After exiting, I grabbed a reride on Time Traveler since the queue had dropped to 20 minutes and then I fueled up on a delicious calzone from Crossroads. Admittedly I was already full, but I didn’t care. The calzone looked really good and it was.
To finish my day, I planned to make one last tour of the coasters, making a very prolonged stop at Outlaw Run. In the end I think I had almost 30 total rides on Outlaw Run. And I very well would have done more if park closing wasn’t a constraint.
With 20 minutes left, I decided to ditch Outlaw Run and try to get a night ride on Time Traveler. It was tough leaving Outlaw Run, but Time Traveler looked like it’d be pretty dark along the course. I reached the coaster at 9:47 only to find that the queue had already been closed for the night. One of the employees said they don’t like to keep rides open more than a half hour past closing, so this is something to keep in mind if you visit on a busier day.
Thankfully Thunderation was literally next door so I was able to get two last rides on this underrated mine train. I sort of am glad Time Traveler’s queue was closed since Thunderation was a really awesome night ride. The wooded setting was almost pitch black and the sense of speed, particularly in the back of the train, was exceptional. This really is one of the best mine trains out there.

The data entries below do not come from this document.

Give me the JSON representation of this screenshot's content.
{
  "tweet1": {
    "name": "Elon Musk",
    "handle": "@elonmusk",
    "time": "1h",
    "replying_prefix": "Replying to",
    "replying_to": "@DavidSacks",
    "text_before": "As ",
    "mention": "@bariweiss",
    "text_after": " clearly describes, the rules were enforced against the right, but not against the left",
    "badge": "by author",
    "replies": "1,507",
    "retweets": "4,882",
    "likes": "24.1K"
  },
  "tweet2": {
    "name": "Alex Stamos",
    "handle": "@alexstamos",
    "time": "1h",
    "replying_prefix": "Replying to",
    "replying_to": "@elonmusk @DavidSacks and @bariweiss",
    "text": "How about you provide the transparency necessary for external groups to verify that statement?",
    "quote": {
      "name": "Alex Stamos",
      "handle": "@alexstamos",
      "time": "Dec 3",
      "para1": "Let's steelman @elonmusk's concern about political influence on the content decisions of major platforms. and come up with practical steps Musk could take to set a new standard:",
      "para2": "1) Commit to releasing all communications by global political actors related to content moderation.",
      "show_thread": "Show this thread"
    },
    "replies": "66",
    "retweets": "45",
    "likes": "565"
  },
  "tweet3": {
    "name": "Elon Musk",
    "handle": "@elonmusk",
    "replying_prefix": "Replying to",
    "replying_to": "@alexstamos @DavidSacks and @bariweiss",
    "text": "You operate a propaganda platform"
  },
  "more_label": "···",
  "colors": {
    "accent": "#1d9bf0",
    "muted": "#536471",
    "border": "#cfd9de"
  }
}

When the clock struck 10, I was sad to leave Silver Dollar City. The park really succeeds in every way. It has a fantastic coaster collection anchored by two world-class coasters. Then it has some standout water rides, flat rides, and dark rides. Add in a wonderful cohesive theme, mouthwatering found, and Marvel Cave, and it’s apparent why Silver Dollar City is so highly regarded.